1. An apparatus for admitting a compressed fluid, particularly a highly compressed liquefied propellant, through the valve of an aerosol package into the interior of the latter, comprising filling head means provided with a cavity having an open end adapted to sealingly receive the valve of an aerosol package; closing cylinder means adapted to receive a quantity of fluid therein; piston means reciprocable in said dosin g cylinder means from a retracted first position to an advanced second position to thereby raise the pressure of fluid in said cylinder means to a predetermined value; passage means communicating with the interior of said cylinder means and of said cavity to admit pressurized fluid into the latter and subsequently into the aerosol package; first valve means normally closing said passage means and adapted to open in response to the pressure of fluid in said cylinder means reaching said predetermined value; and second valve means upstream of and adjacent to said first valve means and operative for closing said passage means in response to said piston means reaching said advanced second position.
2. An apparatus as defined in claim 1, said cavity having an other open end, said filling head means and said closing cylinder means being axially movable with reference to one another, and said first valve means including a first valve seat surrounding said other open end internally of said cavity and a first valve portion provided on said dosing cylinder means and projecting through said other open end into said cavity and normally engaging said valve seat.
3. An apparatus as defined in claim 2; and further comprising biasing means biasing said filling head means and said dosing cylinder means axially away from one another to thereby normally maintain said first valve portion in engagement with said first valve seat.

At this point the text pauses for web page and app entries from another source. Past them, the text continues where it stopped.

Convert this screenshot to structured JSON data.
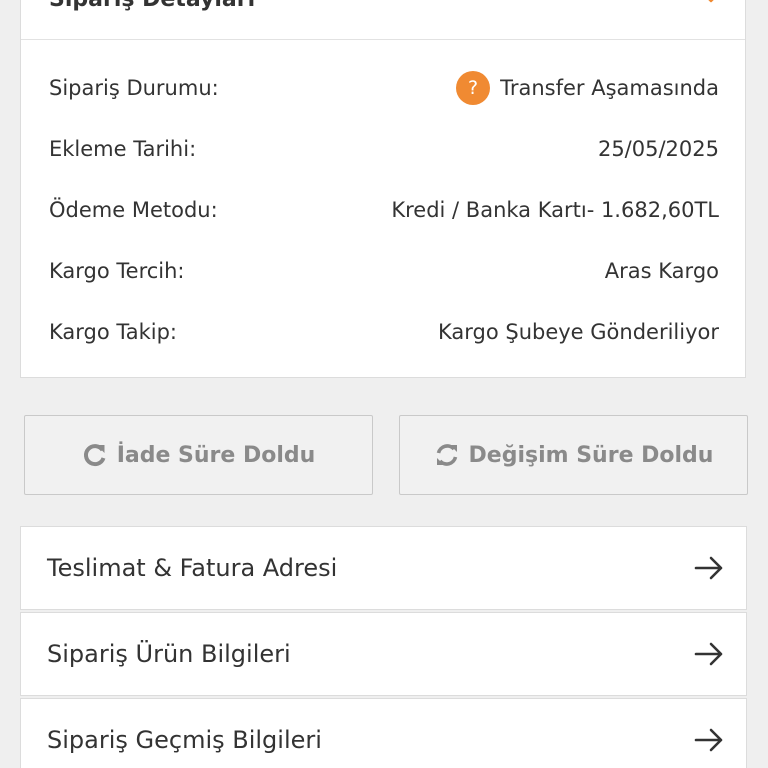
{
  "card": {
    "title": "Sipariş Detayları",
    "rows": [
      {
        "label": "Sipariş Durumu:",
        "value": "Transfer Aşamasında",
        "icon": "question-icon"
      },
      {
        "label": "Ekleme Tarihi:",
        "value": "25/05/2025"
      },
      {
        "label": "Ödeme Metodu:",
        "value": "Kredi / Banka Kartı- 1.682,60TL"
      },
      {
        "label": "Kargo Tercih:",
        "value": "Aras Kargo"
      },
      {
        "label": "Kargo Takip:",
        "value": "Kargo Şubeye Gönderiliyor"
      }
    ]
  },
  "actions": {
    "return_label": "İade Süre Doldu",
    "exchange_label": "Değişim Süre Doldu"
  },
  "nav": [
    {
      "label": "Teslimat & Fatura Adresi"
    },
    {
      "label": "Sipariş Ürün Bilgileri"
    },
    {
      "label": "Sipariş Geçmiş Bilgileri"
    }
  ],
  "colors": {
    "accent": "#f08a32",
    "disabled_text": "#8a8a8a",
    "text": "#333333",
    "background": "#efefef"
  }
}
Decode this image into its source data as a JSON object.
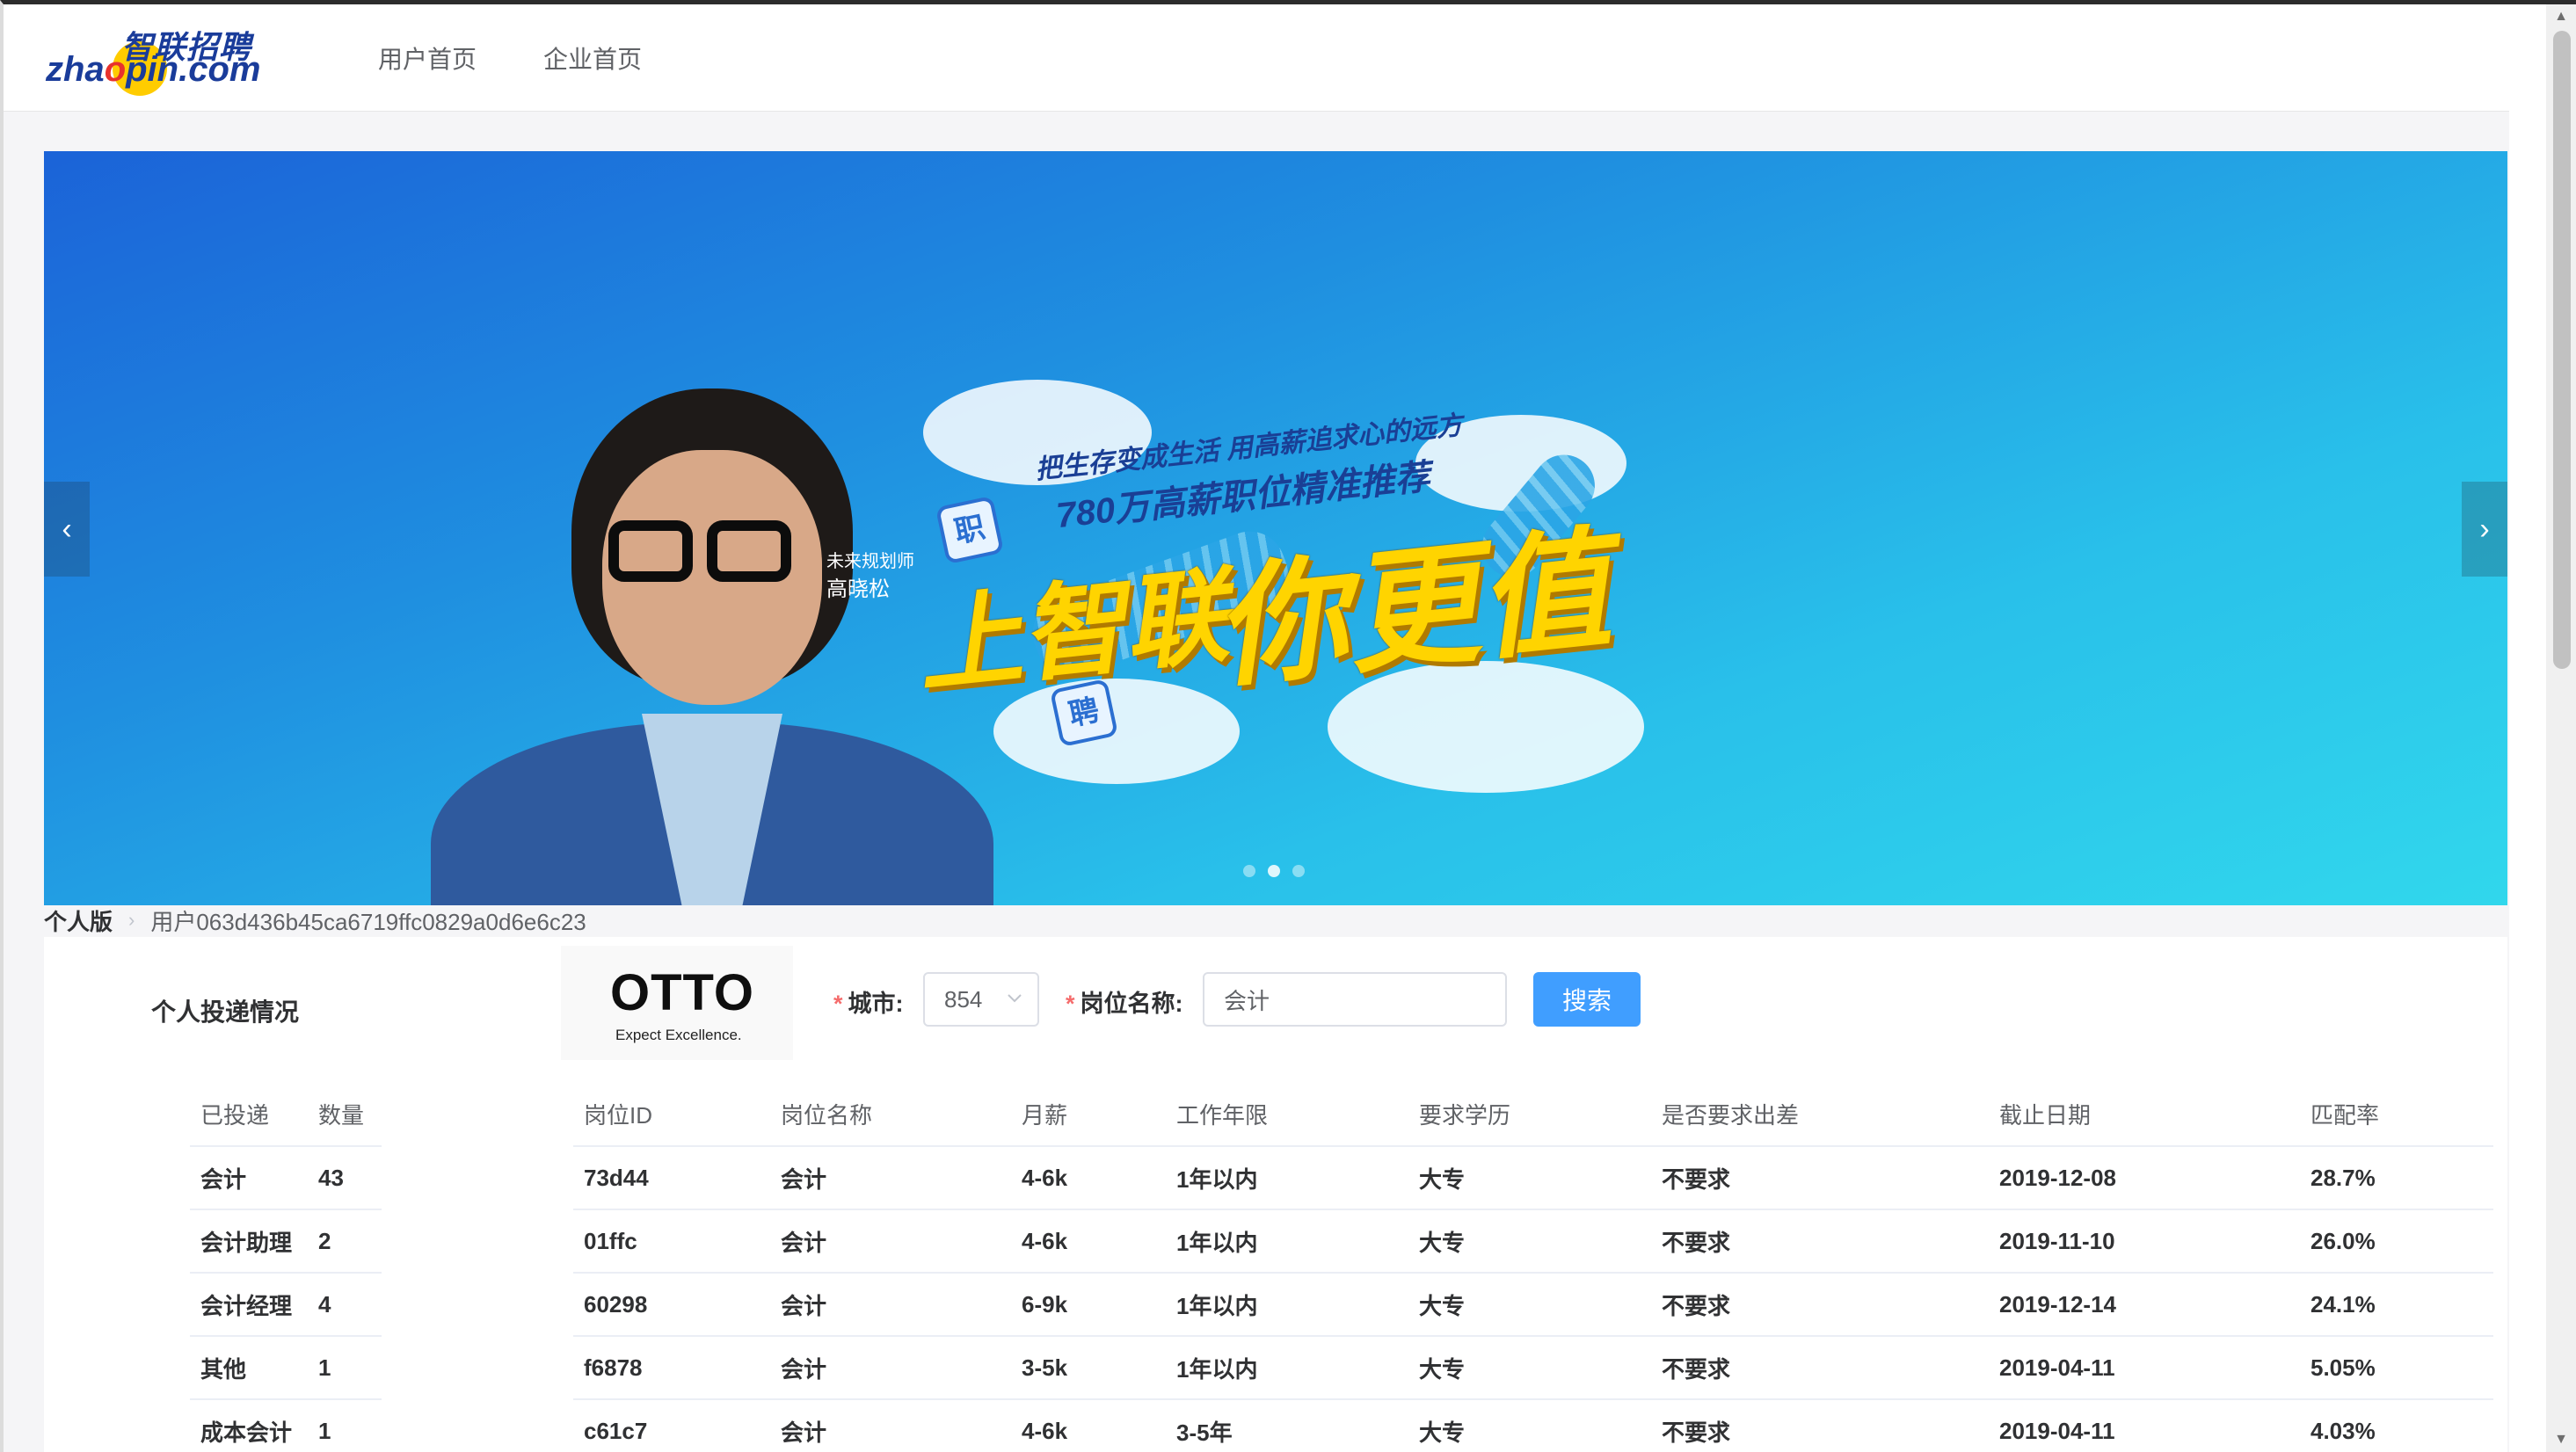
{
  "logo": {
    "cn": "智联招聘",
    "en_pre": "zha",
    "en_mid": "o",
    "en_post": "pin.com"
  },
  "nav": {
    "items": [
      {
        "label": "用户首页"
      },
      {
        "label": "企业首页"
      }
    ]
  },
  "banner": {
    "slogan_line1": "把生存变成生活 用高薪追求心的远方",
    "slogan_line2": "780万高薪职位精准推荐",
    "slogan_main_left": "上智联",
    "slogan_main_right": "你更值",
    "signature_title": "未来规划师",
    "signature_name": "高晓松",
    "tile1": "职",
    "tile2": "聘",
    "prev_icon": "‹",
    "next_icon": "›",
    "slides": 3,
    "active_slide": 2
  },
  "breadcrumb": {
    "first": "个人版",
    "separator": "›",
    "second": "用户063d436b45ca6719ffc0829a0d6e6c23"
  },
  "stats": {
    "title": "个人投递情况",
    "headers": [
      "已投递",
      "数量"
    ],
    "rows": [
      [
        "会计",
        "43"
      ],
      [
        "会计助理",
        "2"
      ],
      [
        "会计经理",
        "4"
      ],
      [
        "其他",
        "1"
      ],
      [
        "成本会计",
        "1"
      ]
    ]
  },
  "company": {
    "name": "OTTO",
    "tagline": "Expect Excellence."
  },
  "search": {
    "city_label": "城市:",
    "city_value": "854",
    "job_label": "岗位名称:",
    "job_value": "会计",
    "required_mark": "*",
    "button": "搜索",
    "chevron_icon": "chevron-down-icon"
  },
  "jobs": {
    "headers": [
      "岗位ID",
      "岗位名称",
      "月薪",
      "工作年限",
      "要求学历",
      "是否要求出差",
      "截止日期",
      "匹配率"
    ],
    "rows": [
      [
        "73d44",
        "会计",
        "4-6k",
        "1年以内",
        "大专",
        "不要求",
        "2019-12-08",
        "28.7%"
      ],
      [
        "01ffc",
        "会计",
        "4-6k",
        "1年以内",
        "大专",
        "不要求",
        "2019-11-10",
        "26.0%"
      ],
      [
        "60298",
        "会计",
        "6-9k",
        "1年以内",
        "大专",
        "不要求",
        "2019-12-14",
        "24.1%"
      ],
      [
        "f6878",
        "会计",
        "3-5k",
        "1年以内",
        "大专",
        "不要求",
        "2019-04-11",
        "5.05%"
      ],
      [
        "c61c7",
        "会计",
        "4-6k",
        "3-5年",
        "大专",
        "不要求",
        "2019-04-11",
        "4.03%"
      ]
    ]
  },
  "colors": {
    "primary": "#409eff",
    "brand_blue": "#1a3c9a",
    "brand_yellow": "#ffcc00",
    "required": "#f56c6c"
  },
  "scrollbar": {
    "up_icon": "▲",
    "down_icon": "▼"
  }
}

4. An apparatus as defined in claim 3, said second valve means including a second valve seat provided in said passage means upstream of said first valve seat, and a second valve portion carried by said piston means projecting forwardly therefrom and arranged to sealingly engage said second valve seat in response to movement of said piston means to said second position thereof.
5. An apparatus as defined in claim 4, said passage means being provided with an internal annular shoulder facing in upstream direction, said second valve seat including an annular sealing ring overlying said shoulder, and said second valve portion being arranged to sealingly engage said annular sealing ring.
6. An apparatus as defined in claim 2, said first valve portion including a substantially cylindrical section extending through said other open end and a circumferential shoulder projecting radially at the leading end thereof and adapted to engage said first valve seat, said passage means including a first passage portion extending axially through said cylindrical section and terminating short of the leading end thereof, and a plurality of second passage portions emanating radially from said first passage portion in the region of said shoulder and having free ends which are closed when said shoulder engages said first valve seat.
7. An apparatus as defined in claim 6, said cylindrical section being provided with an axial recess facing the interior of said cavity, and said first valve portion comprising an insert having one insert portion received in said recess rigid with said cylindrical section, and another insert portion located exteriorly of said recess and constituting said circumferential shoulder.
8. An apparatus as defined in claim 7, said recess and said one insert portion respectively being provided with mating screw threads.
9. An apparatus as defined in claim 3, said biasing means comprising a compression spring bearing against said filling head means and against said dosing cylinder means in a sense urging the same axially away from one another.
10. An apparatus as defined in claim 4, said passage means having intermediate said first and second sealing means a volume which is at most equal to 10% of the minimum quantity of compressed fluid which is to be admitted into the aerosol package.
References Cited UNITED STATES PATENTS HOUSTON S. BELL, 1a., Primary Examiner US. Cl. X.R.